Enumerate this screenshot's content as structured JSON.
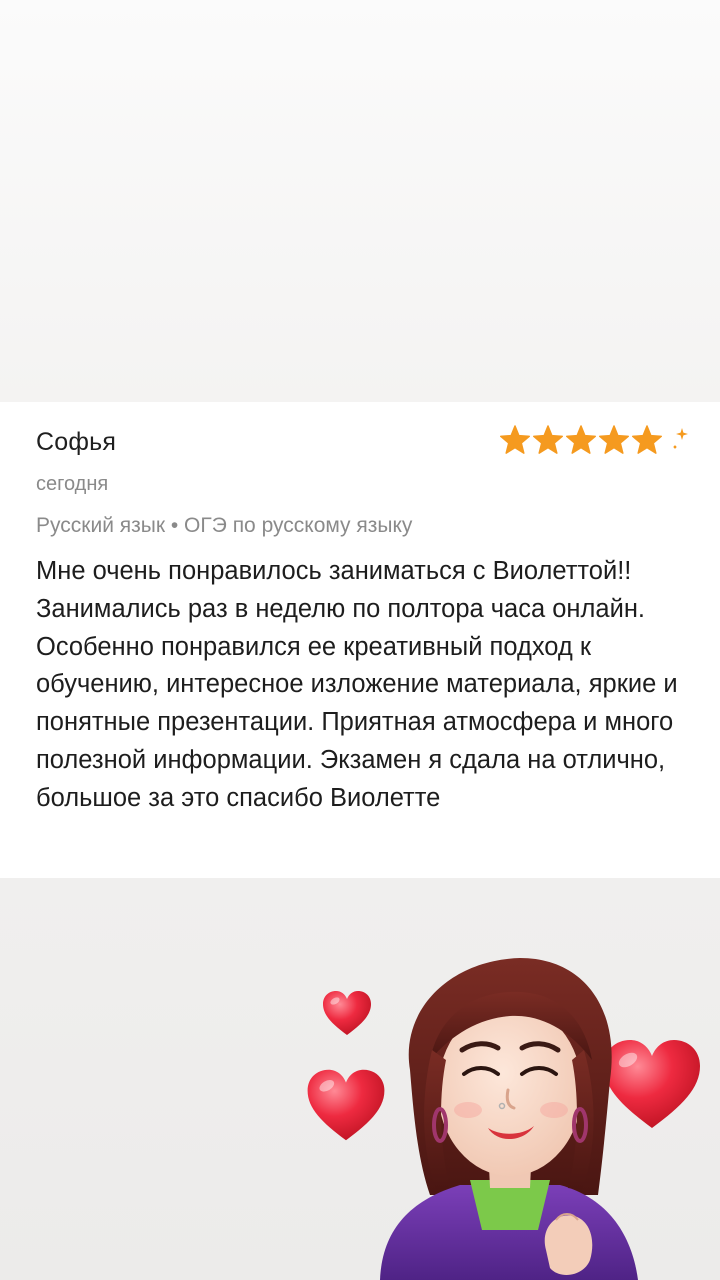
{
  "review": {
    "author": "Софья",
    "date": "сегодня",
    "subject": "Русский язык • ОГЭ по русскому языку",
    "rating": 5,
    "rating_max": 5,
    "star_color": "#f59a1f",
    "text": "Мне очень понравилось заниматься с Виолеттой!! Занимались раз в неделю по полтора часа онлайн. Особенно понравился ее креативный подход к обучению, интересное изложение материала, яркие и понятные презентации. Приятная атмосфера и много полезной информации. Экзамен я сдала на отлично, большое за это спасибо Виолетте"
  },
  "sticker": {
    "icon": "avatar-sticker",
    "decorations": [
      "heart-icon",
      "heart-icon",
      "heart-icon"
    ],
    "heart_color": "#e8253a"
  }
}
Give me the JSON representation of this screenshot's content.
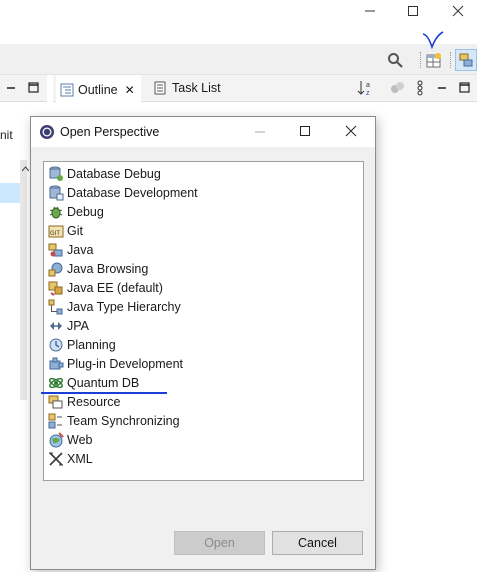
{
  "window": {
    "minimize_glyph": "—",
    "maximize_glyph": "☐",
    "close_glyph": "✕"
  },
  "toolbar": {
    "icons": [
      "search-icon",
      "open-perspective-icon",
      "java-perspective-icon"
    ]
  },
  "left_view": {
    "stub_text": "nit"
  },
  "views": {
    "tabs": [
      {
        "label": "Outline",
        "icon": "outline-icon",
        "close": "✕"
      },
      {
        "label": "Task List",
        "icon": "task-list-icon"
      }
    ]
  },
  "dialog": {
    "title": "Open Perspective",
    "perspectives": [
      {
        "label": "Database Debug",
        "icon": "database-debug-icon"
      },
      {
        "label": "Database Development",
        "icon": "database-development-icon"
      },
      {
        "label": "Debug",
        "icon": "debug-icon"
      },
      {
        "label": "Git",
        "icon": "git-icon"
      },
      {
        "label": "Java",
        "icon": "java-icon"
      },
      {
        "label": "Java Browsing",
        "icon": "java-browsing-icon"
      },
      {
        "label": "Java EE (default)",
        "icon": "java-ee-icon"
      },
      {
        "label": "Java Type Hierarchy",
        "icon": "type-hierarchy-icon"
      },
      {
        "label": "JPA",
        "icon": "jpa-icon"
      },
      {
        "label": "Planning",
        "icon": "planning-icon"
      },
      {
        "label": "Plug-in Development",
        "icon": "plugin-icon"
      },
      {
        "label": "Quantum DB",
        "icon": "quantum-db-icon"
      },
      {
        "label": "Resource",
        "icon": "resource-icon"
      },
      {
        "label": "Team Synchronizing",
        "icon": "team-sync-icon"
      },
      {
        "label": "Web",
        "icon": "web-icon"
      },
      {
        "label": "XML",
        "icon": "xml-icon"
      }
    ],
    "open_label": "Open",
    "cancel_label": "Cancel"
  },
  "colors": {
    "annotation": "#1a3fd6",
    "selection": "#cce8ff",
    "disabled_button": "#cccccc"
  }
}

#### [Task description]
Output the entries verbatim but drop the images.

#### [Written reply]
Enumerate this screenshot's content as structured JSON.
{
  "review": {
    "author": "Софья",
    "date": "сегодня",
    "subject": "Русский язык • ОГЭ по русскому языку",
    "rating": 5,
    "rating_max": 5,
    "star_color": "#f59a1f",
    "text": "Мне очень понравилось заниматься с Виолеттой!! Занимались раз в неделю по полтора часа онлайн. Особенно понравился ее креативный подход к обучению, интересное изложение материала, яркие и понятные презентации. Приятная атмосфера и много полезной информации. Экзамен я сдала на отлично, большое за это спасибо Виолетте"
  },
  "sticker": {
    "icon": "avatar-sticker",
    "decorations": [
      "heart-icon",
      "heart-icon",
      "heart-icon"
    ],
    "heart_color": "#e8253a"
  }
}
Give me the JSON representation of this screenshot's content.
{
  "window": {
    "minimize_glyph": "—",
    "maximize_glyph": "☐",
    "close_glyph": "✕"
  },
  "toolbar": {
    "icons": [
      "search-icon",
      "open-perspective-icon",
      "java-perspective-icon"
    ]
  },
  "left_view": {
    "stub_text": "nit"
  },
  "views": {
    "tabs": [
      {
        "label": "Outline",
        "icon": "outline-icon",
        "close": "✕"
      },
      {
        "label": "Task List",
        "icon": "task-list-icon"
      }
    ]
  },
  "dialog": {
    "title": "Open Perspective",
    "perspectives": [
      {
        "label": "Database Debug",
        "icon": "database-debug-icon"
      },
      {
        "label": "Database Development",
        "icon": "database-development-icon"
      },
      {
        "label": "Debug",
        "icon": "debug-icon"
      },
      {
        "label": "Git",
        "icon": "git-icon"
      },
      {
        "label": "Java",
        "icon": "java-icon"
      },
      {
        "label": "Java Browsing",
        "icon": "java-browsing-icon"
      },
      {
        "label": "Java EE (default)",
        "icon": "java-ee-icon"
      },
      {
        "label": "Java Type Hierarchy",
        "icon": "type-hierarchy-icon"
      },
      {
        "label": "JPA",
        "icon": "jpa-icon"
      },
      {
        "label": "Planning",
        "icon": "planning-icon"
      },
      {
        "label": "Plug-in Development",
        "icon": "plugin-icon"
      },
      {
        "label": "Quantum DB",
        "icon": "quantum-db-icon"
      },
      {
        "label": "Resource",
        "icon": "resource-icon"
      },
      {
        "label": "Team Synchronizing",
        "icon": "team-sync-icon"
      },
      {
        "label": "Web",
        "icon": "web-icon"
      },
      {
        "label": "XML",
        "icon": "xml-icon"
      }
    ],
    "open_label": "Open",
    "cancel_label": "Cancel"
  },
  "colors": {
    "annotation": "#1a3fd6",
    "selection": "#cce8ff",
    "disabled_button": "#cccccc"
  }
}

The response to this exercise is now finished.